The Roman site at Newton Kyme lies on the south bank of the River Wharfe, just east of the spot where the Roman Road from Lincoln (Colonia Lindum) to Aldborough (Margary #280) forded the stream. The defences of the encampm consists of a rampart of light clay fronted by one broad ditch and perhaps two narrow ditches. The fort platform, measuring about 750 feet from north to south by around 600 feet transversely (c.228 x 183 m), is easily visible in a single field above the river Wharfe, the ploughed-out ditches together forming a single hollow perhaps 4 feet deep. The ditches are interrupted for a gateway in the centre of the southern rampart (JRS 1953 p.88).

The size of the enclosure is far larger than is necessary to house any one auxiliary unit, and possibly points to there being a legionary garrison present, very likely a mixed contingent of legionary cohorts and auxiliary cavalry united under a single flag or vexillio. This would mean that the Newton Kyme site would be more accurately classified as a ‘Vexillation Fortress’ or campaign camp, like others at Rossington Bridge and Newton on Trent, and would also point to an early foundation date.
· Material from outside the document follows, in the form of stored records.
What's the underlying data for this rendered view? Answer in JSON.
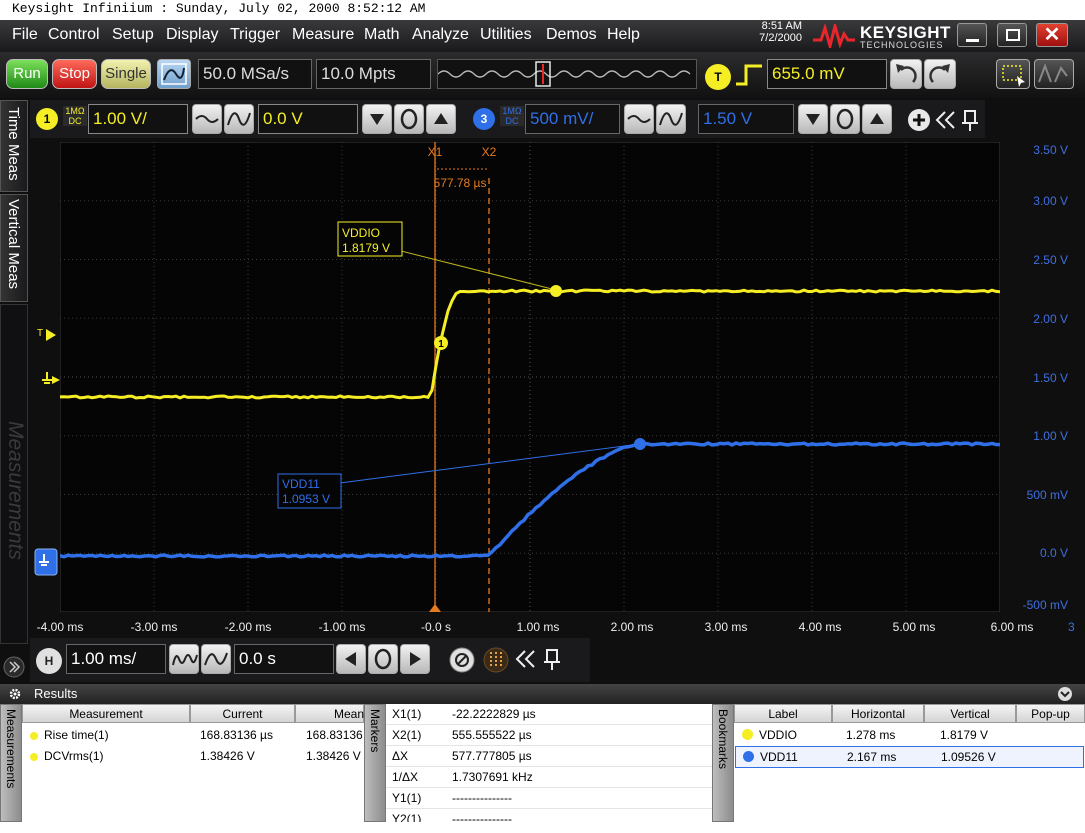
{
  "window_title": "Keysight Infiniium : Sunday, July 02, 2000 8:52:12 AM",
  "menu": [
    "File",
    "Control",
    "Setup",
    "Display",
    "Trigger",
    "Measure",
    "Math",
    "Analyze",
    "Utilities",
    "Demos",
    "Help"
  ],
  "clock": {
    "time": "8:51 AM",
    "date": "7/2/2000"
  },
  "brand": {
    "name": "KEYSIGHT",
    "sub": "TECHNOLOGIES"
  },
  "toolbar": {
    "run": "Run",
    "stop": "Stop",
    "single": "Single",
    "sample_rate": "50.0 MSa/s",
    "memory_depth": "10.0 Mpts",
    "trigger_badge": "T",
    "trigger_level": "655.0 mV"
  },
  "channel1": {
    "number": "1",
    "coupling_top": "1MΩ",
    "coupling_bot": "DC",
    "scale": "1.00 V/",
    "offset": "0.0 V",
    "color": "#f6ee25"
  },
  "channel3": {
    "number": "3",
    "coupling_top": "1MΩ",
    "coupling_bot": "DC",
    "scale": "500 mV/",
    "offset": "1.50 V",
    "color": "#2f6fe8"
  },
  "sidetabs": {
    "time_meas": "Time Meas",
    "vertical_meas": "Vertical Meas",
    "measurements": "Measurements"
  },
  "scope": {
    "y_labels": [
      "3.50 V",
      "3.00 V",
      "2.50 V",
      "2.00 V",
      "1.50 V",
      "1.00 V",
      "500 mV",
      "0.0 V",
      "-500 mV"
    ],
    "x_labels": [
      "-4.00 ms",
      "-3.00 ms",
      "-2.00 ms",
      "-1.00 ms",
      "-0.0 s",
      "1.00 ms",
      "2.00 ms",
      "3.00 ms",
      "4.00 ms",
      "5.00 ms",
      "6.00 ms"
    ],
    "x_extra": "3",
    "marker_x1": "X1",
    "marker_x2": "X2",
    "delta": "577.78 µs",
    "trig_marker": "T",
    "vddio_label": "VDDIO",
    "vddio_value": "1.8179 V",
    "vdd11_label": "VDD11",
    "vdd11_value": "1.0953 V",
    "meas_badge": "1"
  },
  "horizontal": {
    "badge": "H",
    "scale": "1.00 ms/",
    "position": "0.0 s"
  },
  "results": {
    "title": "Results",
    "measurements_tab": "Measurements",
    "markers_tab": "Markers",
    "bookmarks_tab": "Bookmarks",
    "meas_headers": [
      "Measurement",
      "Current",
      "Mean"
    ],
    "meas_rows": [
      {
        "name": "Rise time(1)",
        "current": "168.83136 µs",
        "mean": "168.83136"
      },
      {
        "name": "DCVrms(1)",
        "current": "1.38426 V",
        "mean": "1.38426 V"
      }
    ],
    "markers": [
      {
        "name": "X1(1)",
        "value": "-22.2222829 µs"
      },
      {
        "name": "X2(1)",
        "value": "555.555522 µs"
      },
      {
        "name": "ΔX",
        "value": "577.777805 µs"
      },
      {
        "name": "1/ΔX",
        "value": "1.7307691 kHz"
      },
      {
        "name": "Y1(1)",
        "value": "---------------"
      },
      {
        "name": "Y2(1)",
        "value": "---------------"
      }
    ],
    "bm_headers": [
      "Label",
      "Horizontal",
      "Vertical",
      "Pop-up"
    ],
    "bm_rows": [
      {
        "label": "VDDIO",
        "horizontal": "1.278 ms",
        "vertical": "1.8179 V",
        "color": "#f6ee25"
      },
      {
        "label": "VDD11",
        "horizontal": "2.167 ms",
        "vertical": "1.09526 V",
        "color": "#2f6fe8"
      }
    ]
  }
}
Other Roman Sites in the Neighbourhood

The ditch of one of the southern enclosures observed on the aerial photographs appears to underlie the south-western corner-angle of the fortress, if this is so, and only excavation will tell, the ditch possibly represents the defences of a temporary marching camp predating the fortress itself. A.P.’s also show a triple-ditched circular enclosure measuring some 50 feet (c.15 m) in diameter, lying about 500 feet (c.152 m) outside the south-east angle of the fort (JRS 1953 p.88). The current (2001) O.S. Map of Roman Britain shows a couple of Roman burials and some form of military encampment or practice-work in the area of the Newton Kyme fortress, but does not disclose any details; the circular enclosure on A.P.’s probably accounts for one of the burials, however, and the presence of a marching camp seems to be confirmed.

Aside from the larger Roman town at Tadcaster which grew about the crossing of the Wharfe by the road to York (Margary #28c) about 2 miles to the south-east, and possibly succeeded the small vicus settlement here at Newton Kyme, there is also a Romano-British villa about three miles to the west at Dalton Parlours (SE4044).

References for Newton Kyme

  • Roman Roads in Britain : Volume II North of the Foss Way – Bristol Channel by Ivan D. Margary (London 1957);
  • Historical Map and Guide – Roman Britain by the Ordnance Survey (3rd, 4th & 5th eds., 1956, 1994 & 2001);
  • Air Reconnaissance in Britain, 1951-5 by J.K. St. Joseph in J.R.S. xlv (1956) pp.82-91;
  • Air Reconnaissance of Southern Britain by J.K. St. Joseph in J.R.S. xliii (1953) pp.81-97; 

Map References for Newton Kyme

NGRef: SE4545 OSMap: LR105

OS National Grid Reference: SE456454
Dimensions: c.750 x 600 ft (c.228 x 183 m)
Area: c.10¼ acres (c.4.2 ha)

Roman Roads near Newton Kyme

W (9) to Adel (West Yorkshire) ESE (2) to Calcaria (Tadcaster, North Yorkshire) SW (28) to Cambodvnvm (Slack, West Yorkshire) Rudgate: N (14) to Isvrivm (Aldborough, North Yorkshire) Roman Ridge: S (13) to Lagentivm (Castleford, West Yorkshire)

Sites near Newton Kyme Roman Fort